  • Your tasks aren’t under the main tasks folder in Microsoft To Do or in Outlook in the web task pane.

Set the default calendar in Outlook

  1. Navigate to File and select Info.
  2. Now choose Account Settings and select Account Settings again.

  3. Next, navigate to the Data Files.
  4. Select the account you use for tasks and choose Set as default.

Did you know you can download Outlook calendar? Yes, and you can use this feature to export and transfer your data quickly.

How do I show tasks on the Outlook calendar?

Move them to the Calendar manually

  1. Open Outlook, or Outlook for Web.
  2. Select the Calendar icon from the left pane.
  3. From the top menu, select My Day and then To Do. Your task list will now appear.
  4. Locate the task that you want and drag and drop it to the desired slot on the calendar. This will create cards for calendars in Outlook that you can move around.
  5. Repeat this for all tasks that you want to show on Outlook Calendar.

This is all possible thanks to the Calendar Board feature in Outlook. If you want to learn more, we have a great guide on making Outlook calendar private, so be sure to check it out.

In case you prefer public calendars, check our guide on how to add a public folder calendar to Outlook.

Keep in mind that sometimes Outlook crashes when opening calendar, but we have a dedicated guide that can help you with that.

Integration with Microsoft To Do

Although Outlook and Microsoft To Do are integrated, this isn’t perfect, and there is a place for improvement.

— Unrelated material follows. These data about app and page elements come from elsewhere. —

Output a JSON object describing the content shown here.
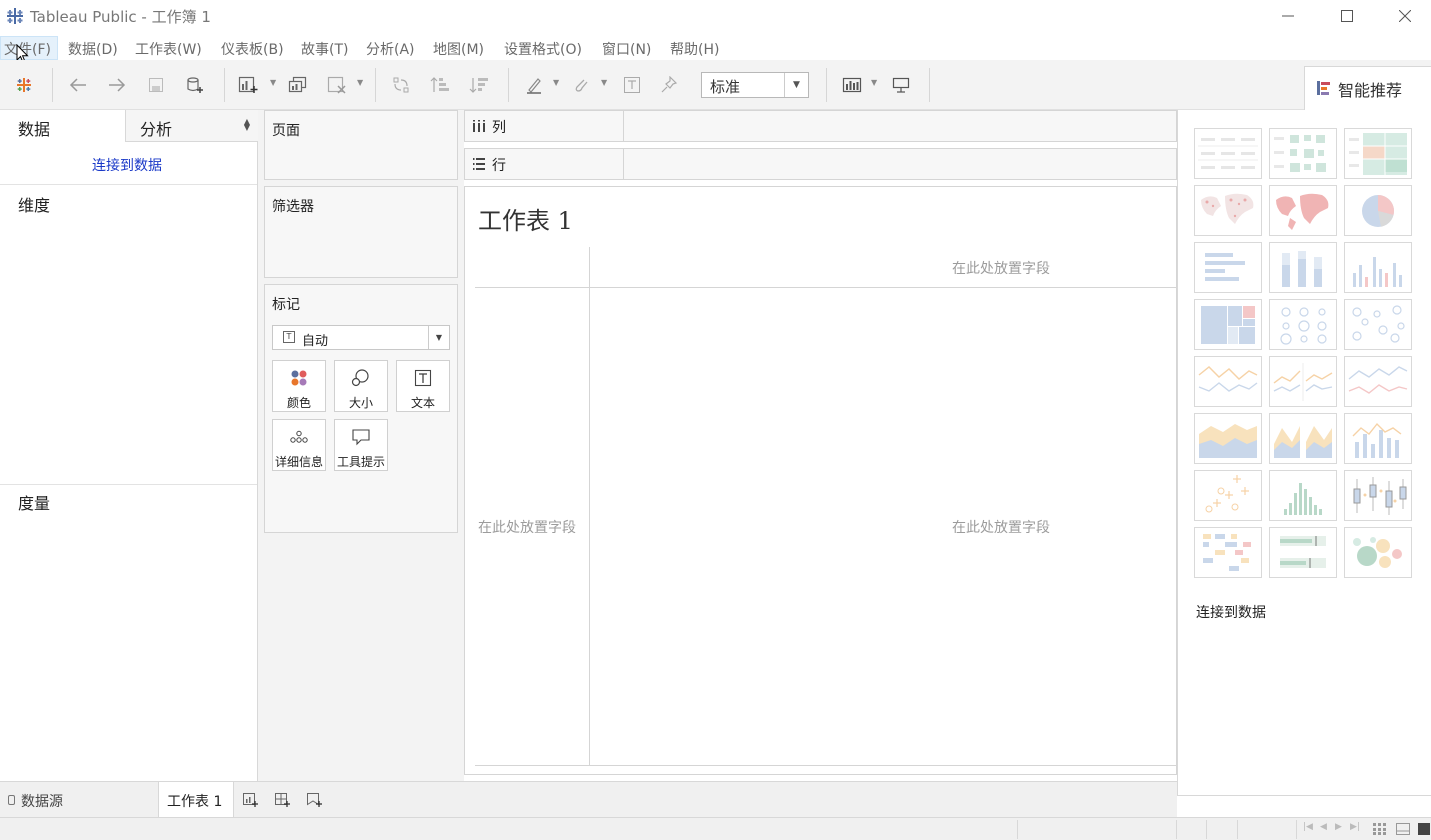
{
  "window": {
    "title": "Tableau Public - 工作簿 1",
    "buttons": [
      "minimize",
      "maximize",
      "close"
    ]
  },
  "menu": {
    "items": [
      {
        "label": "文件(F)"
      },
      {
        "label": "数据(D)"
      },
      {
        "label": "工作表(W)"
      },
      {
        "label": "仪表板(B)"
      },
      {
        "label": "故事(T)"
      },
      {
        "label": "分析(A)"
      },
      {
        "label": "地图(M)"
      },
      {
        "label": "设置格式(O)"
      },
      {
        "label": "窗口(N)"
      },
      {
        "label": "帮助(H)"
      }
    ]
  },
  "toolbar": {
    "fit_value": "标准",
    "show_me_label": "智能推荐",
    "icons": [
      "tableau-logo-icon",
      "undo-icon",
      "redo-icon",
      "save-icon",
      "new-datasource-icon",
      "new-worksheet-icon",
      "duplicate-icon",
      "clear-icon",
      "swap-icon",
      "sort-ascending-icon",
      "sort-descending-icon",
      "highlight-icon",
      "group-icon",
      "labels-icon",
      "pin-icon",
      "show-cards-icon",
      "presentation-icon"
    ]
  },
  "data_pane": {
    "tab_data": "数据",
    "tab_analysis": "分析",
    "connect_link": "连接到数据",
    "dimensions": "维度",
    "measures": "度量"
  },
  "shelves": {
    "pages": "页面",
    "filters": "筛选器",
    "marks": "标记",
    "marks_type": "自动",
    "mark_buttons": [
      {
        "label": "颜色",
        "icon": "color-icon"
      },
      {
        "label": "大小",
        "icon": "size-icon"
      },
      {
        "label": "文本",
        "icon": "text-icon"
      },
      {
        "label": "详细信息",
        "icon": "detail-icon"
      },
      {
        "label": "工具提示",
        "icon": "tooltip-icon"
      }
    ],
    "columns": "列",
    "rows": "行"
  },
  "view": {
    "sheet_title": "工作表 1",
    "drop_hint_columns": "在此处放置字段",
    "drop_hint_rows": "在此处放置字段",
    "drop_hint_center": "在此处放置字段"
  },
  "show_me": {
    "connect_label": "连接到数据",
    "charts": [
      "text-table",
      "heat-map",
      "highlight-table",
      "symbol-map",
      "filled-map",
      "pie-chart",
      "horizontal-bars",
      "stacked-bars",
      "side-by-side-bars",
      "treemap",
      "circle-view",
      "side-by-side-circles",
      "continuous-lines",
      "discrete-lines",
      "dual-lines",
      "area-continuous",
      "area-discrete",
      "dual-combination",
      "scatter-plot",
      "histogram",
      "box-and-whisker",
      "gantt-chart",
      "bullet-graph",
      "packed-bubbles"
    ]
  },
  "tabs": {
    "datasource": "数据源",
    "sheet": "工作表 1"
  },
  "colors": {
    "link_blue": "#1a39c8",
    "menu_highlight": "#e5f1fb",
    "hint_gray": "#9c9c9c"
  }
}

Microsoft To Do is available in Outlook and can be accessed on both desktop and web versions. You can also create a task from an email and check it under To Do tab on Outlook.

For desktop:

  1. Open Outlook.
  2. Next, choose Tasks from the reading pane.
  3. You should see all your To Do tasks.

If needed, you can sort tasks by clicking on Tasks and selecting the Home drop-down menu.

For Web:

  1. Open Outlook for Web.
  2. Click on My Day.
  3. From there, you’ll be able to see and access all your tasks.

This can be quite useful since it allows you to create tasks, delete them and add them easily to your calendar. However, To Do doesn’t automatically add your tasks to the calendar, as many would think.

Instead, you have to manually do that for every task you want to add to your task list. This can be a good or a bad thing, depending on how you use it.

Keep in mind that you might encounter issues with the service because few have reported that Microsoft To Do is not syncing properly.

We love this method, but we hope there will be an option for a complete calendar and To Do synchronization.

As you can see, it’s easy to show tasks on the Outlook calendar, but unfortunately, you can’t automatically show all of your tasks. Instead, you will have to add them to your to-do list manually.

For those with multiple accounts, you can enable the view multiple calendars in Outlook feature to display all your tasks at once.

In case you want to learn more, we have a great guide on how to assign tasks in Microsoft To Do, so be sure to read it.

And if you ever change your mind and want to keep completed tasks tucked away, check out our guide on hiding completed tasks in Outlook.

Have you ever used Outlook with Microsoft To Do? Tell us more about your experience in the comments below.

More about the topics: Outlook Guides